I think some of it is just the innate human tendency to be comfortable with the familiar and to fear the new. This is anecdotal, but a few years ago when I read an article about how one day soon drones will deliver packages to our doorsteps, my first thought was, “That’s horrible, what’s going to happen when one of those things crashes into a pedestrian?” And then I laughed at myself, because I realized, “What happens when a FedEx truck crashes into a pedestrian?” As it turns out, there’s a whole body of law on the topic, called Agency Law, and whatever else Agency Law does, outlawing FedEx isn’t part of it.

Anyway, if you think I’m on to something here, give it a try. The next time someone says to you, “Socialism!”, see if you can elevate the conversation by avoiding fraught labels and just comparing and contrasting the new to the existing, instead. It’s been my experience that doing so can lead to some really interesting and satisfying conversations even with people who don’t agree with you. And best of all, at the end you can still disagree, while liking and respecting each other, too. Which, if we could manage it, might not be a bad thing for society as a whole.


This Nathan Robinson article from Current Affairsabout how publicly financed fire departments and publicly financed health insurance might be similar, how they might be different, and what those similarities and differences might suggest for policyis an outstanding example of how to approach the topic productively.


Anonymous said...

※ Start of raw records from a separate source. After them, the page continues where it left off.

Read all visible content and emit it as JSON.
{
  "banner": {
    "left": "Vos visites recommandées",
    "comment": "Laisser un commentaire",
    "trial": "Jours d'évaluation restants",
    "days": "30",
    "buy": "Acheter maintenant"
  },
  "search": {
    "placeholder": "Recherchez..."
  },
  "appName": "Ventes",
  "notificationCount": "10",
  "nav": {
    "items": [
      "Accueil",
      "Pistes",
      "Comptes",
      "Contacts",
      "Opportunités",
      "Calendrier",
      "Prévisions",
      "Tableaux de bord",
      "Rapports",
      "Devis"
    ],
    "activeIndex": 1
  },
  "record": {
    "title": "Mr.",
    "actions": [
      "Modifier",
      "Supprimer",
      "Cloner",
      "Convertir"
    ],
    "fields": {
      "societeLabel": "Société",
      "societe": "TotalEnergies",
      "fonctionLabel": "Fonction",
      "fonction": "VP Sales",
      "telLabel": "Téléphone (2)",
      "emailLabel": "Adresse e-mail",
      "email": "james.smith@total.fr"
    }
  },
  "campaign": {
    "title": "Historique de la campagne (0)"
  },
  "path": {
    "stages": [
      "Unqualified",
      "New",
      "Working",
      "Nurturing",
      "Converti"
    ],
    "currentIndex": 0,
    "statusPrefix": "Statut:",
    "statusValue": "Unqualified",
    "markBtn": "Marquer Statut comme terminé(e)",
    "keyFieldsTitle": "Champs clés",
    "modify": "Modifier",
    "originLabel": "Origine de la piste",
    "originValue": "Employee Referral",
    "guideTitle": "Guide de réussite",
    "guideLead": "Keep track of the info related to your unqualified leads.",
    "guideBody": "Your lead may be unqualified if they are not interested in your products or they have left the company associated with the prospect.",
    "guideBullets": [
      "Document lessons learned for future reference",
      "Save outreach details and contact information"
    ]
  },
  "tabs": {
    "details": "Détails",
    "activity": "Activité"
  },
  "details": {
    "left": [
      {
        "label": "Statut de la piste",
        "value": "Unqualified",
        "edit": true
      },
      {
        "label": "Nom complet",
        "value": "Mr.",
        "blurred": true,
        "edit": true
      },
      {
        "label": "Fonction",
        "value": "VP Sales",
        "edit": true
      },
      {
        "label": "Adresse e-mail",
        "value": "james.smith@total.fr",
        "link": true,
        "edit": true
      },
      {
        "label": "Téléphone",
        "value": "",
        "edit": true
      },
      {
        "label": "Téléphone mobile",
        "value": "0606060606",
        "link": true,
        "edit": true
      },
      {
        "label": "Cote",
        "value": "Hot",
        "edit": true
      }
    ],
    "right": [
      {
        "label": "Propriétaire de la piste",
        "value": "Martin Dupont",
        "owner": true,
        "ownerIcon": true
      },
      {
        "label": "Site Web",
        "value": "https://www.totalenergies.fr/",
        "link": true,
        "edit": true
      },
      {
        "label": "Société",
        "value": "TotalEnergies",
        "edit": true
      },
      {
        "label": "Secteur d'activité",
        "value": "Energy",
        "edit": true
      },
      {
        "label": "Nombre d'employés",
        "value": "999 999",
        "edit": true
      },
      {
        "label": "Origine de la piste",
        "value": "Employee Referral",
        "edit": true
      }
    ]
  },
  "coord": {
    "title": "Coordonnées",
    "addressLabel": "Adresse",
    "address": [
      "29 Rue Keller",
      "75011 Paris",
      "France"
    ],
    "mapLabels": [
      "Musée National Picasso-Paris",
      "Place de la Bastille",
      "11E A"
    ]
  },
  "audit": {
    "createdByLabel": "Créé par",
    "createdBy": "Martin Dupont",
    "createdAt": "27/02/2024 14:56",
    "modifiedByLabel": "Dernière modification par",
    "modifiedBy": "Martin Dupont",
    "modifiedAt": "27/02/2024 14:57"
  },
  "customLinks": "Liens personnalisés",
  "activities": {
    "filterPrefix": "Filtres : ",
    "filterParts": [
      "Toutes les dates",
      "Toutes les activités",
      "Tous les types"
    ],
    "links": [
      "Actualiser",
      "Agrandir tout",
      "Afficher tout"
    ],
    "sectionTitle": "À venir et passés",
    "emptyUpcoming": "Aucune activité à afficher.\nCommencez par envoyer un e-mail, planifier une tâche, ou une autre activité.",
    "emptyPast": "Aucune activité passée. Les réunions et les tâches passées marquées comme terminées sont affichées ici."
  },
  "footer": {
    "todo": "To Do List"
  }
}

I think the major issue for me in regards to "socialism" is not so much the desired results as it is the mechanism that would get us there.

There is a moral component ingrained in this subject that most everyone can agree upon, and it is that helping fellow human beings that are in need is, by and large, the right thing to do. The problem for most is not in the act of helping, but being compelled by a government to give hard-earned money to people who are perfectly capable of taking care of themselves, yet refuse to do so.

Add to this the well-known fact that government programs aimed at helping those who truly cannot care for themselves for one reason or another are viciuosly abused from both ends, both from administrators AND fraudulent recipients, it leaves one feeling not only of having been robbed, but also left with absolutely no effective recourse to prosecute the theft.

If socialism is to work, the "control" of the system cannot be centralized any further away than a city or county level, where the administrators can be held accountable by their peers. Not by some elite oligarchy hundreds, if not thousands, of miles away.

Also, "socialism", in it's seemingly most popular definition, has nothing to do with helping people so much as it does helping oneself to other people's wealth. Ergo, it is based in greed, not compassion.

That, sir, is the bottom line, and why human nature has never, and will never, allow such a system to exist peacefully.

It is also why I prefer libertarianism above any other political philosophy, by the way.


Barry Eisler said...

It can indeed be difficult to get past adherence to tired labels and discuss specifics instead. But as I urge in the post, I think it is worth at least trying.

Anonymous said...

As to specifics, I believe that in order to advance society as a whole, everyone should indeed contribute to those things which everyone has generally equal access to and use of.

For example, infrastructure. Roads, utilities, education, etc. are indeed necessary components of not only a civilized society, but also a successful one capable of perpetuating the blessing of the work of the people to future generations.

I just had a thought....🤔.

Most of the problems that humanity faces can be boiled down to a basic, inherent flaw in the human character.

Authoritarian hubris of the individual. Both of which are driven, at least in large part, by fear.

That just came out of

Don Bay said...

Hi, Barry:

Because I have trouble seeing your Captcha, I believe it's too small and fuzzy for my old eyes. Would you please ask them to fix it. I hope my message gets to you.


Don Bay



Don Bay said...

Hi, Barry:

Because your Captcha is too small and fuzzy for my old eyes, would you please ask them to fix it.

I hope my message gets to you.


Don Bay